Interface dataset entries:
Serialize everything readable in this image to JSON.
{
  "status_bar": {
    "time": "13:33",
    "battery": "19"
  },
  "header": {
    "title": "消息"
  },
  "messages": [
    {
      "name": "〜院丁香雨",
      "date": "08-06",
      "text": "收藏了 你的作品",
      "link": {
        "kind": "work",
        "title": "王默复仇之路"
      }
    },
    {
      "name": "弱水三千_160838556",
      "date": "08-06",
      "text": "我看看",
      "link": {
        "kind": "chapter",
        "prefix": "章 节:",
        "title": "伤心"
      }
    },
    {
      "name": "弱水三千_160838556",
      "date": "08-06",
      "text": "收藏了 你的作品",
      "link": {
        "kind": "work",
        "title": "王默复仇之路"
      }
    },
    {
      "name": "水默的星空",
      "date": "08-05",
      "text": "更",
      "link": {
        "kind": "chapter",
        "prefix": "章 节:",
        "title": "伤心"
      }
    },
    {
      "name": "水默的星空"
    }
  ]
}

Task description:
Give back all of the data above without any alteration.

Result:
Serialize everything readable in this image to JSON.
{
  "status_bar": {
    "time": "13:33",
    "battery": "19"
  },
  "header": {
    "title": "消息"
  },
  "messages": [
    {
      "name": "〜院丁香雨",
      "date": "08-06",
      "text": "收藏了 你的作品",
      "link": {
        "kind": "work",
        "title": "王默复仇之路"
      }
    },
    {
      "name": "弱水三千_160838556",
      "date": "08-06",
      "text": "我看看",
      "link": {
        "kind": "chapter",
        "prefix": "章 节:",
        "title": "伤心"
      }
    },
    {
      "name": "弱水三千_160838556",
      "date": "08-06",
      "text": "收藏了 你的作品",
      "link": {
        "kind": "work",
        "title": "王默复仇之路"
      }
    },
    {
      "name": "水默的星空",
      "date": "08-05",
      "text": "更",
      "link": {
        "kind": "chapter",
        "prefix": "章 节:",
        "title": "伤心"
      }
    },
    {
      "name": "水默的星空"
    }
  ]
}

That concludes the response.